CROADA – our experience in fi ght against doping in sport


  • Damir Erceg
  • Ivan Fattorini


doping, sport, ethics, WADA, CROADA
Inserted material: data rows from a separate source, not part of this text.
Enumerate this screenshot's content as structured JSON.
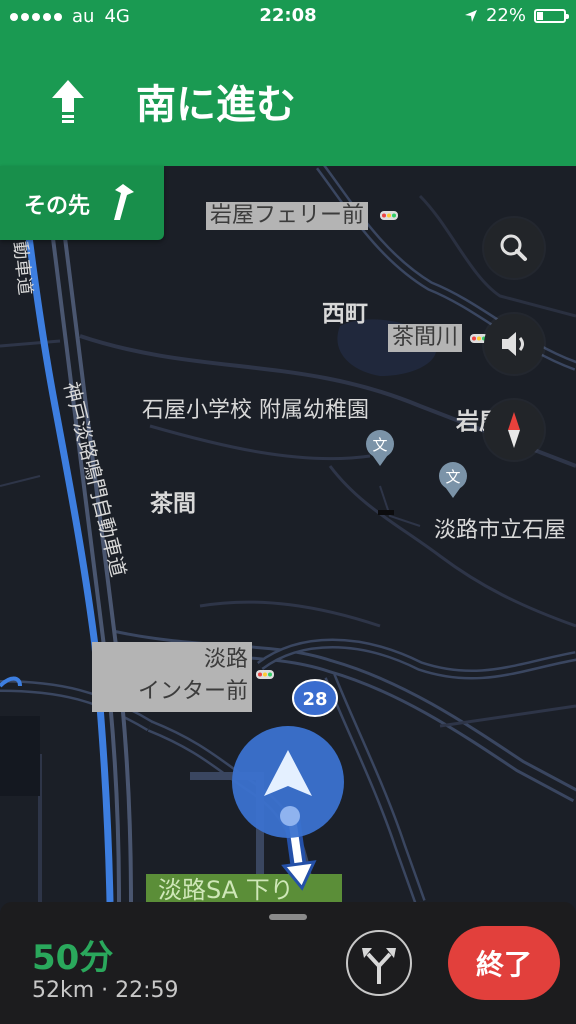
{
  "status_bar": {
    "carrier": "au",
    "network": "4G",
    "time": "22:08",
    "battery_percent": "22%",
    "battery_level": 0.22
  },
  "navigation": {
    "instruction": "南に進む",
    "direction_icon": "arrow-up-icon",
    "then_label": "その先",
    "then_icon": "turn-slight-right-icon"
  },
  "map": {
    "labels": {
      "iwaya_ferry": "岩屋フェリー前",
      "nishimachi": "西町",
      "chama_river": "茶間川",
      "iwaya_school": "石屋小学校 附属幼稚園",
      "iwaya_partial": "岩屋",
      "chama": "茶間",
      "awaji_city": "淡路市立石屋",
      "awaji_ic_line1": "淡路",
      "awaji_ic_line2": "インター前",
      "route_number": "28",
      "expressway": "神戸淡路鳴門自動車道",
      "expressway_top": "動車道",
      "sa": "淡路SA 下り",
      "school_icon_char": "文"
    }
  },
  "controls": {
    "search": "search-icon",
    "sound": "speaker-icon",
    "compass": "compass-icon"
  },
  "bottom": {
    "eta": "50分",
    "details": "52km · 22:59",
    "end_label": "終了"
  },
  "colors": {
    "header_green": "#1a9a52",
    "route_blue": "#3d7ee0",
    "end_red": "#e2403c",
    "eta_green": "#2aa85c"
  }
}
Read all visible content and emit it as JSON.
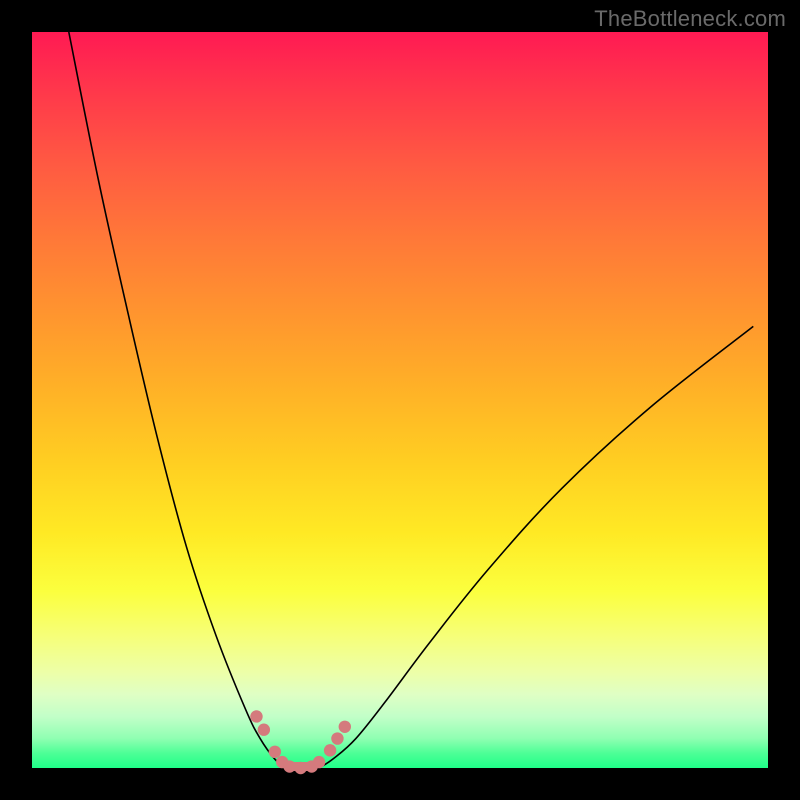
{
  "watermark": "TheBottleneck.com",
  "colors": {
    "frame": "#000000",
    "curve": "#000000",
    "beads": "#d47a7d"
  },
  "chart_data": {
    "type": "line",
    "title": "",
    "xlabel": "",
    "ylabel": "",
    "xlim": [
      0,
      100
    ],
    "ylim": [
      0,
      100
    ],
    "grid": false,
    "legend": false,
    "series": [
      {
        "name": "left-curve",
        "x": [
          5,
          9,
          13,
          17,
          21,
          25,
          29,
          31,
          33,
          34.5
        ],
        "y": [
          100,
          80,
          62,
          45,
          30,
          18,
          8,
          4,
          1.2,
          0
        ]
      },
      {
        "name": "right-curve",
        "x": [
          39,
          41,
          44,
          48,
          54,
          62,
          72,
          84,
          98
        ],
        "y": [
          0,
          1.3,
          4,
          9,
          17,
          27,
          38,
          49,
          60
        ]
      },
      {
        "name": "valley-floor",
        "x": [
          34.5,
          35.5,
          37,
          38,
          39
        ],
        "y": [
          0,
          0,
          0,
          0,
          0
        ]
      }
    ],
    "markers": {
      "name": "beads",
      "color": "#d47a7d",
      "points": [
        {
          "x": 30.5,
          "y": 7.0
        },
        {
          "x": 31.5,
          "y": 5.2
        },
        {
          "x": 33.0,
          "y": 2.2
        },
        {
          "x": 34.0,
          "y": 0.8
        },
        {
          "x": 35.0,
          "y": 0.2
        },
        {
          "x": 36.5,
          "y": 0.0
        },
        {
          "x": 38.0,
          "y": 0.2
        },
        {
          "x": 39.0,
          "y": 0.8
        },
        {
          "x": 40.5,
          "y": 2.4
        },
        {
          "x": 41.5,
          "y": 4.0
        },
        {
          "x": 42.5,
          "y": 5.6
        }
      ]
    }
  }
}
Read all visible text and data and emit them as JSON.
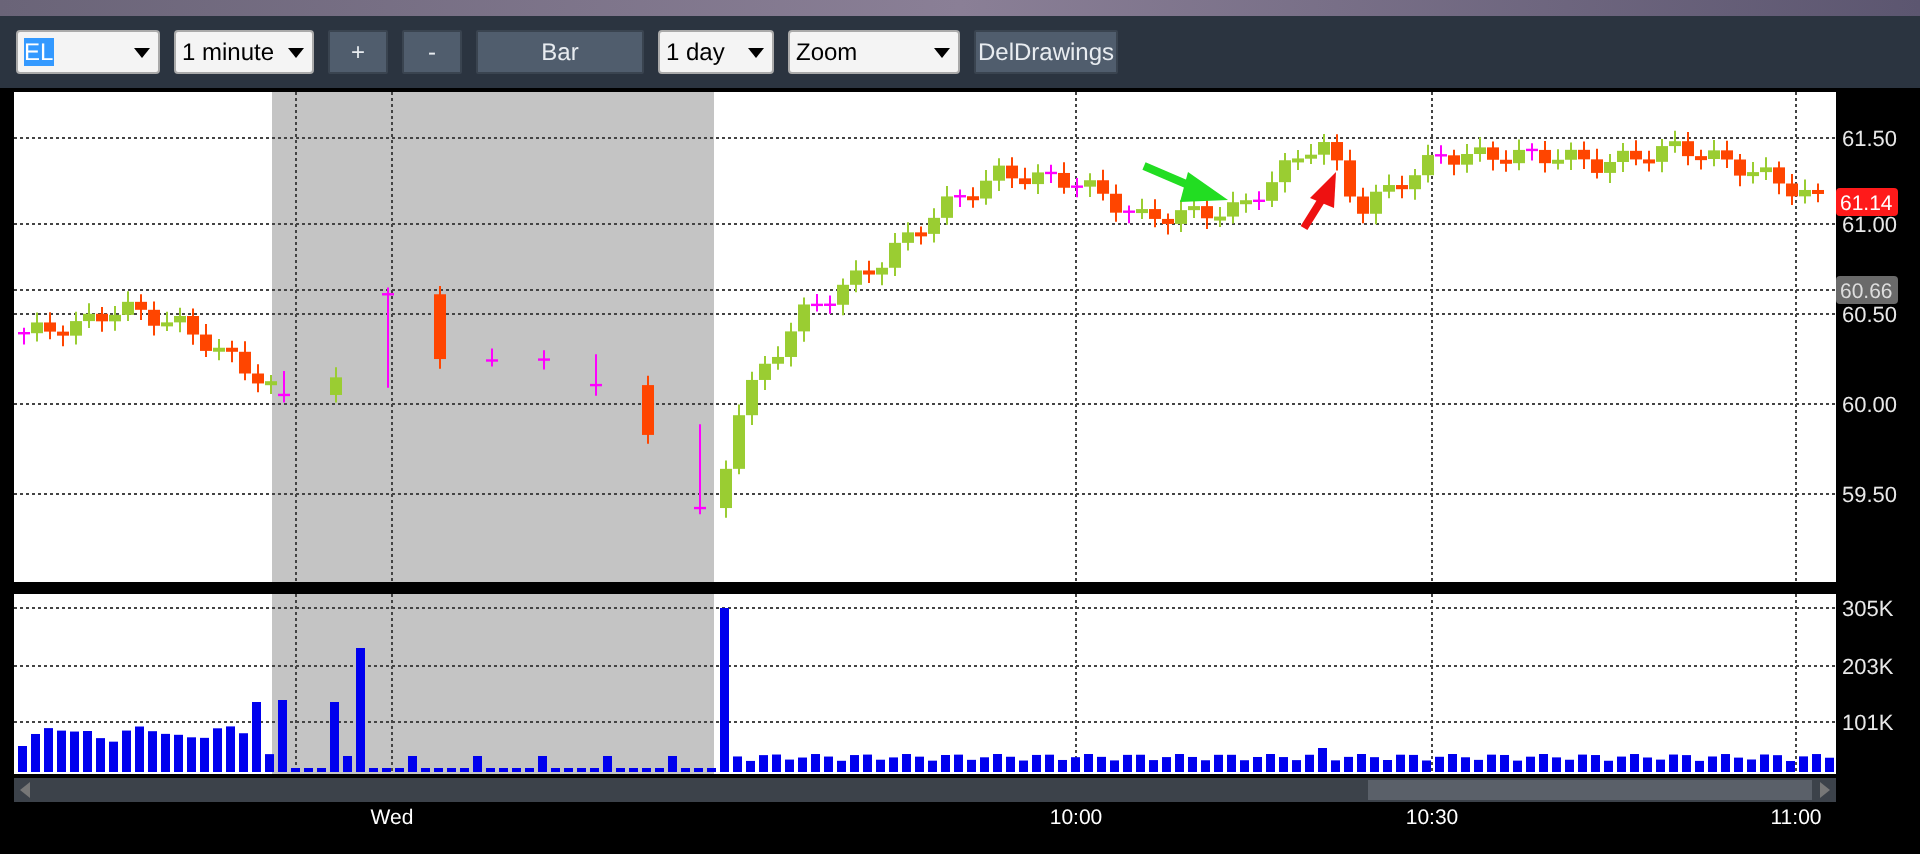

Athletes are often tempted to take prohibited agents with the aim of performance enhancing
because of diff erent pressures they face, including self-affi rmation, the infl uence of moneyand
glory-driven parents, coaches and community members. Th ese agents increase body mass
and power, relieve fatigue, mask other prohibited substances during testing, lead to faster
recovery and have many other adverse eff ects on health. Th e use of prohibited agents, commonly
known as doping, is detrimental to the mental and physical health of athletes and
violates the rules of ethical conduct. Th e prohibited agents include prohibited substances
and prohibited methods. For a substance or a method to be included on the Prohibited List
published by the World Anti-Doping Agency (WADA) it has to meet at least two of the following
three criteria: it enhances sport performance, it represents an actual or potential health
risk to athlete or it violates the spirit of sport. Th e fi ght against doping has, for a long time,
been a strategic goal at both national and global level. Countries, the International Olympic
Committee, international sport federations, national sport associations and various government
and non-governmental organizations have been making considerable eff orts in creating
policies and strategies for the fi ght against doping in sport. In 1999 these eff orts resulted in
the establishment of the World Anti-Doping Agency (WADA). Subsequently, many of the
national anti-doping agencies were founded. Croatian Anti-doping Agency (CROADA) was
founded in 2007 with the aim of promoting doping-free sport and protecting athletes from
adverse health eff ects.